Prompt:
Starting at the first entry below, repeat all the data word for word and drop the pictures.

Record set:
*** Begin section ***

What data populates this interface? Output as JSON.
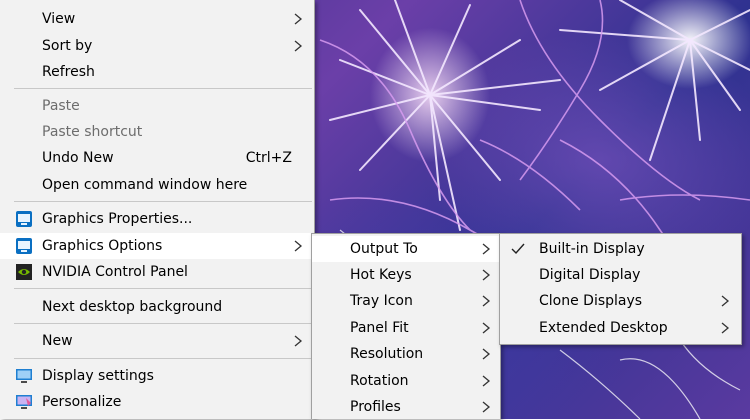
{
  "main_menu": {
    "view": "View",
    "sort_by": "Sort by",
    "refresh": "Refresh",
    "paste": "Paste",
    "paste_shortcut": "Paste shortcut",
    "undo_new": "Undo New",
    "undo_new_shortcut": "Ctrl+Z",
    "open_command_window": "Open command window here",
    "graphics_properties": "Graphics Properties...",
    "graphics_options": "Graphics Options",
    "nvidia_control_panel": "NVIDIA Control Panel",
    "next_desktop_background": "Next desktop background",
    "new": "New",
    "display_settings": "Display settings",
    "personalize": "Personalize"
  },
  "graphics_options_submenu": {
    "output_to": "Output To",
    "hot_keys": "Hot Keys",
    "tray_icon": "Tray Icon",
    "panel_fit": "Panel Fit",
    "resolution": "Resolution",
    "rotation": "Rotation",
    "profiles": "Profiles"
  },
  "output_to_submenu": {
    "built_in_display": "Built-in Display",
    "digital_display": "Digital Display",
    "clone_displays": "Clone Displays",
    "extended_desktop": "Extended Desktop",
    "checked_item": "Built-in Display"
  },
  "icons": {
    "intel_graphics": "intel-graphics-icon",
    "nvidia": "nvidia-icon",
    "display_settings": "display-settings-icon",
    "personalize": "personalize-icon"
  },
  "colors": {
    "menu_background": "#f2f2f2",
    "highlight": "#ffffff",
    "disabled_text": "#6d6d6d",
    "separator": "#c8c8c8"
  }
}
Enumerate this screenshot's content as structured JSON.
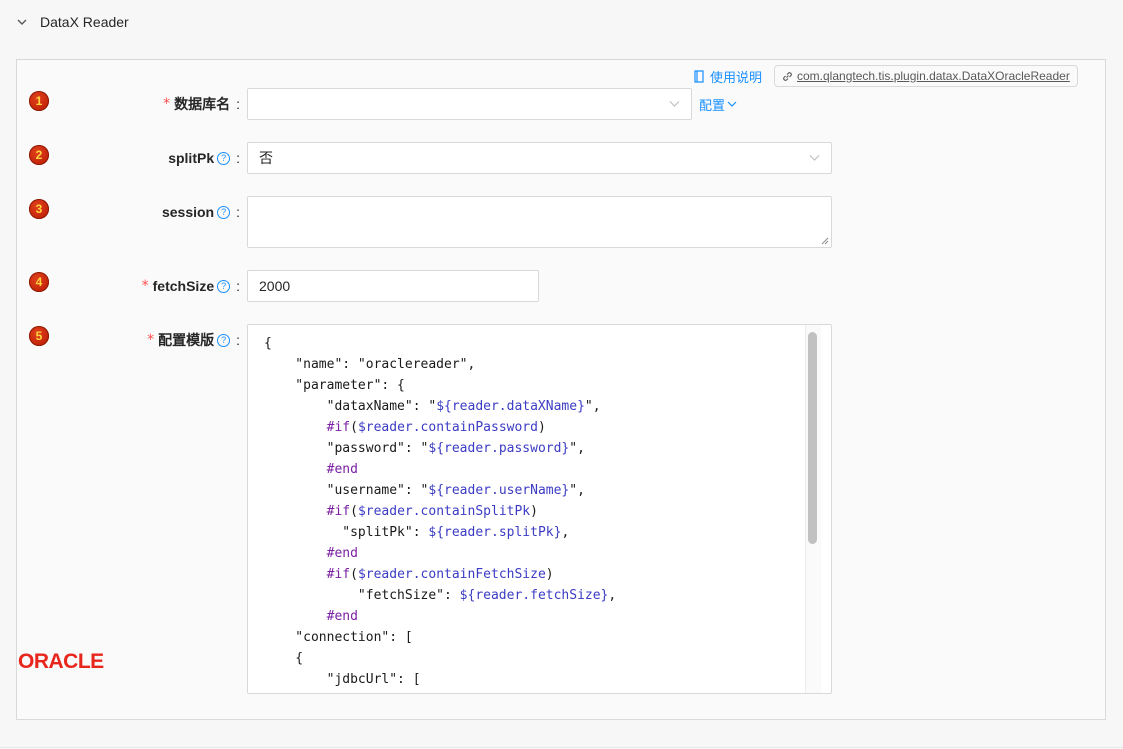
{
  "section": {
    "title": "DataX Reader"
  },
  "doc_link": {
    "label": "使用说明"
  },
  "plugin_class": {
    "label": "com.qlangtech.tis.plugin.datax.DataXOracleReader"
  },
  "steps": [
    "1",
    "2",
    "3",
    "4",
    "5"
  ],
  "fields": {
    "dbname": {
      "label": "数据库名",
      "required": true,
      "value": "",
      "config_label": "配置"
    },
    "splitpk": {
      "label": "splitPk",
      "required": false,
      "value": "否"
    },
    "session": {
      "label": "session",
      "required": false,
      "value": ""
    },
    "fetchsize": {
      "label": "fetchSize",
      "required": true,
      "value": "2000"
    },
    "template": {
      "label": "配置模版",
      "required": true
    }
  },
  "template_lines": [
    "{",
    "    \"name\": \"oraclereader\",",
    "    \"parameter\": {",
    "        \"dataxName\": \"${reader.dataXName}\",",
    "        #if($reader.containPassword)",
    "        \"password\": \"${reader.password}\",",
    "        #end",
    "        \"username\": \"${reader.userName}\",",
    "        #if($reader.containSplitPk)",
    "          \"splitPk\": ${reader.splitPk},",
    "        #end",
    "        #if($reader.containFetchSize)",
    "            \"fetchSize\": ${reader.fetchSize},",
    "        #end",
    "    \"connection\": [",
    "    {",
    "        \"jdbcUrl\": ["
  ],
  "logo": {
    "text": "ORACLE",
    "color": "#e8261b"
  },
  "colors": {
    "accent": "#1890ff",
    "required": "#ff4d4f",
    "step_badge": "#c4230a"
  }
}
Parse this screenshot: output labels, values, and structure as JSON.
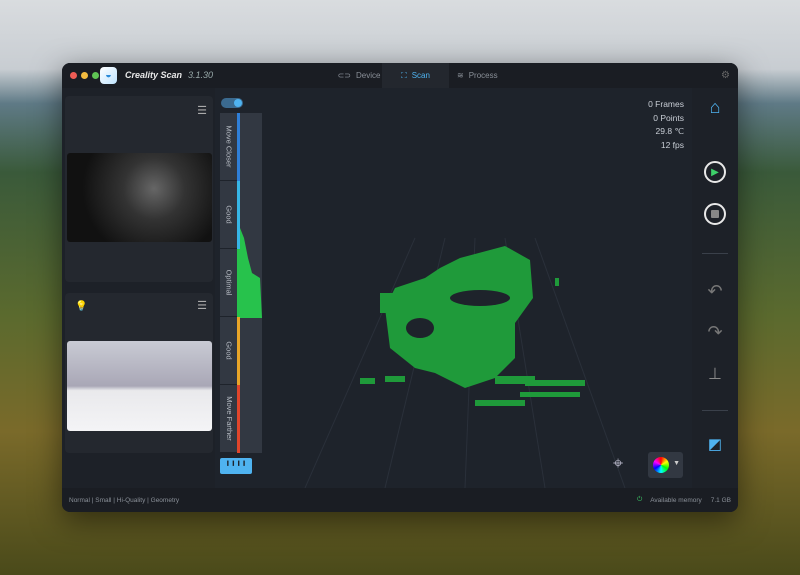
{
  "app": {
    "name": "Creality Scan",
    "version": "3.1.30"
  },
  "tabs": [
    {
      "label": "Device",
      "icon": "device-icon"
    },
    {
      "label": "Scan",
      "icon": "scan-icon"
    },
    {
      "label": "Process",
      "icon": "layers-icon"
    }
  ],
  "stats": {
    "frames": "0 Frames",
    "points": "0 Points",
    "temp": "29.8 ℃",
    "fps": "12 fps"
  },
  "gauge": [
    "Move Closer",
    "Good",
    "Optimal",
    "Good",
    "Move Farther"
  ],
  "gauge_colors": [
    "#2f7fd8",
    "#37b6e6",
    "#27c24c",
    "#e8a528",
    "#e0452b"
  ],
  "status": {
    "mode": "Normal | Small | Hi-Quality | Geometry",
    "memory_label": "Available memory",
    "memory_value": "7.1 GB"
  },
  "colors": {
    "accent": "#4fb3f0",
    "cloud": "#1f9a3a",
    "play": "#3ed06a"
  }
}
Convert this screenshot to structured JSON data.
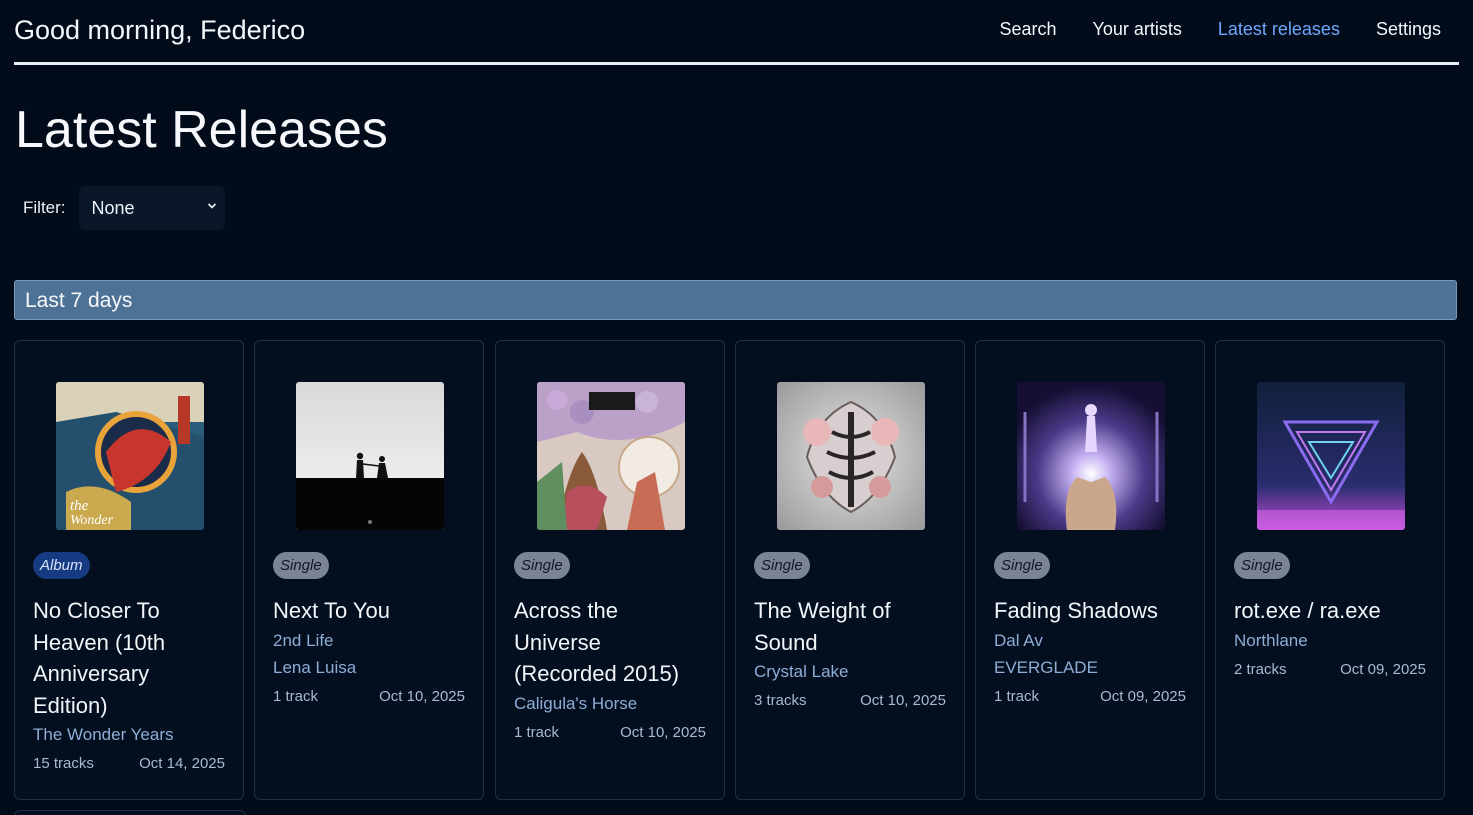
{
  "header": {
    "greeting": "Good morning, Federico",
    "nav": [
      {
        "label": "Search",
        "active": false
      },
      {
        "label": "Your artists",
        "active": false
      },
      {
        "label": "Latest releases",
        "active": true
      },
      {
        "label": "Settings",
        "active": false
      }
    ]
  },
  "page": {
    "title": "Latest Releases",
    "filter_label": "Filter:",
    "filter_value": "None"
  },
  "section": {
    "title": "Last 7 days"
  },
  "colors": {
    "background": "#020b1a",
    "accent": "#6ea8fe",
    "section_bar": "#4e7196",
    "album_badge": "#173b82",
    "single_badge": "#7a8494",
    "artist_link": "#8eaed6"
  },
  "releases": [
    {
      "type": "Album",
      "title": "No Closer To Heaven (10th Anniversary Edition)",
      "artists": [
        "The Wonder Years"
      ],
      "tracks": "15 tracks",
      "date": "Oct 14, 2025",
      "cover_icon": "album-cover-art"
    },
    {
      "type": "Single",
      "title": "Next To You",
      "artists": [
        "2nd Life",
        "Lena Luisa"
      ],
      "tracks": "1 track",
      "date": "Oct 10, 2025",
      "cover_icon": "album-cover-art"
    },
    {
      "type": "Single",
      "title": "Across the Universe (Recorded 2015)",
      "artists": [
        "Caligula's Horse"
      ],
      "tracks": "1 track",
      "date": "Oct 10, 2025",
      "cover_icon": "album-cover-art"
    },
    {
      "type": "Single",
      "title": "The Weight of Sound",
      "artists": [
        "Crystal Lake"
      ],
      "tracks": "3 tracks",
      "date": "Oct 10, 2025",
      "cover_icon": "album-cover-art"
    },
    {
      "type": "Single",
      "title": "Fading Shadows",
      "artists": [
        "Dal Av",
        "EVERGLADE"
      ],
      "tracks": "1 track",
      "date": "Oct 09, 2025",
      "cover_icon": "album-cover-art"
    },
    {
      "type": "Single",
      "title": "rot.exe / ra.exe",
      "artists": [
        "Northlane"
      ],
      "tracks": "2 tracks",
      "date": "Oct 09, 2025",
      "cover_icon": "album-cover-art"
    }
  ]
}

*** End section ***

Written response:
What data populates this interface? Output as JSON.
{
  "main_menu": {
    "view": "View",
    "sort_by": "Sort by",
    "refresh": "Refresh",
    "paste": "Paste",
    "paste_shortcut": "Paste shortcut",
    "undo_new": "Undo New",
    "undo_new_shortcut": "Ctrl+Z",
    "open_command_window": "Open command window here",
    "graphics_properties": "Graphics Properties...",
    "graphics_options": "Graphics Options",
    "nvidia_control_panel": "NVIDIA Control Panel",
    "next_desktop_background": "Next desktop background",
    "new": "New",
    "display_settings": "Display settings",
    "personalize": "Personalize"
  },
  "graphics_options_submenu": {
    "output_to": "Output To",
    "hot_keys": "Hot Keys",
    "tray_icon": "Tray Icon",
    "panel_fit": "Panel Fit",
    "resolution": "Resolution",
    "rotation": "Rotation",
    "profiles": "Profiles"
  },
  "output_to_submenu": {
    "built_in_display": "Built-in Display",
    "digital_display": "Digital Display",
    "clone_displays": "Clone Displays",
    "extended_desktop": "Extended Desktop",
    "checked_item": "Built-in Display"
  },
  "icons": {
    "intel_graphics": "intel-graphics-icon",
    "nvidia": "nvidia-icon",
    "display_settings": "display-settings-icon",
    "personalize": "personalize-icon"
  },
  "colors": {
    "menu_background": "#f2f2f2",
    "highlight": "#ffffff",
    "disabled_text": "#6d6d6d",
    "separator": "#c8c8c8"
  }
}
Enumerate this screenshot's content as structured JSON.
{
  "section": {
    "title": "DataX Reader"
  },
  "doc_link": {
    "label": "使用说明"
  },
  "plugin_class": {
    "label": "com.qlangtech.tis.plugin.datax.DataXOracleReader"
  },
  "steps": [
    "1",
    "2",
    "3",
    "4",
    "5"
  ],
  "fields": {
    "dbname": {
      "label": "数据库名",
      "required": true,
      "value": "",
      "config_label": "配置"
    },
    "splitpk": {
      "label": "splitPk",
      "required": false,
      "value": "否"
    },
    "session": {
      "label": "session",
      "required": false,
      "value": ""
    },
    "fetchsize": {
      "label": "fetchSize",
      "required": true,
      "value": "2000"
    },
    "template": {
      "label": "配置模版",
      "required": true
    }
  },
  "template_lines": [
    "{",
    "    \"name\": \"oraclereader\",",
    "    \"parameter\": {",
    "        \"dataxName\": \"${reader.dataXName}\",",
    "        #if($reader.containPassword)",
    "        \"password\": \"${reader.password}\",",
    "        #end",
    "        \"username\": \"${reader.userName}\",",
    "        #if($reader.containSplitPk)",
    "          \"splitPk\": ${reader.splitPk},",
    "        #end",
    "        #if($reader.containFetchSize)",
    "            \"fetchSize\": ${reader.fetchSize},",
    "        #end",
    "    \"connection\": [",
    "    {",
    "        \"jdbcUrl\": ["
  ],
  "logo": {
    "text": "ORACLE",
    "color": "#e8261b"
  },
  "colors": {
    "accent": "#1890ff",
    "required": "#ff4d4f",
    "step_badge": "#c4230a"
  }
}
Parse this screenshot: output labels, values, and structure as JSON.
{
  "app": {
    "name": "Creality Scan",
    "version": "3.1.30"
  },
  "tabs": [
    {
      "label": "Device",
      "icon": "device-icon"
    },
    {
      "label": "Scan",
      "icon": "scan-icon"
    },
    {
      "label": "Process",
      "icon": "layers-icon"
    }
  ],
  "stats": {
    "frames": "0 Frames",
    "points": "0 Points",
    "temp": "29.8 ℃",
    "fps": "12 fps"
  },
  "gauge": [
    "Move Closer",
    "Good",
    "Optimal",
    "Good",
    "Move Farther"
  ],
  "gauge_colors": [
    "#2f7fd8",
    "#37b6e6",
    "#27c24c",
    "#e8a528",
    "#e0452b"
  ],
  "status": {
    "mode": "Normal | Small | Hi-Quality | Geometry",
    "memory_label": "Available memory",
    "memory_value": "7.1 GB"
  },
  "colors": {
    "accent": "#4fb3f0",
    "cloud": "#1f9a3a",
    "play": "#3ed06a"
  }
}
Convert this screenshot to structured JSON data.
{
  "header": {
    "greeting": "Good morning, Federico",
    "nav": [
      {
        "label": "Search",
        "active": false
      },
      {
        "label": "Your artists",
        "active": false
      },
      {
        "label": "Latest releases",
        "active": true
      },
      {
        "label": "Settings",
        "active": false
      }
    ]
  },
  "page": {
    "title": "Latest Releases",
    "filter_label": "Filter:",
    "filter_value": "None"
  },
  "section": {
    "title": "Last 7 days"
  },
  "colors": {
    "background": "#020b1a",
    "accent": "#6ea8fe",
    "section_bar": "#4e7196",
    "album_badge": "#173b82",
    "single_badge": "#7a8494",
    "artist_link": "#8eaed6"
  },
  "releases": [
    {
      "type": "Album",
      "title": "No Closer To Heaven (10th Anniversary Edition)",
      "artists": [
        "The Wonder Years"
      ],
      "tracks": "15 tracks",
      "date": "Oct 14, 2025",
      "cover_icon": "album-cover-art"
    },
    {
      "type": "Single",
      "title": "Next To You",
      "artists": [
        "2nd Life",
        "Lena Luisa"
      ],
      "tracks": "1 track",
      "date": "Oct 10, 2025",
      "cover_icon": "album-cover-art"
    },
    {
      "type": "Single",
      "title": "Across the Universe (Recorded 2015)",
      "artists": [
        "Caligula's Horse"
      ],
      "tracks": "1 track",
      "date": "Oct 10, 2025",
      "cover_icon": "album-cover-art"
    },
    {
      "type": "Single",
      "title": "The Weight of Sound",
      "artists": [
        "Crystal Lake"
      ],
      "tracks": "3 tracks",
      "date": "Oct 10, 2025",
      "cover_icon": "album-cover-art"
    },
    {
      "type": "Single",
      "title": "Fading Shadows",
      "artists": [
        "Dal Av",
        "EVERGLADE"
      ],
      "tracks": "1 track",
      "date": "Oct 09, 2025",
      "cover_icon": "album-cover-art"
    },
    {
      "type": "Single",
      "title": "rot.exe / ra.exe",
      "artists": [
        "Northlane"
      ],
      "tracks": "2 tracks",
      "date": "Oct 09, 2025",
      "cover_icon": "album-cover-art"
    }
  ]
}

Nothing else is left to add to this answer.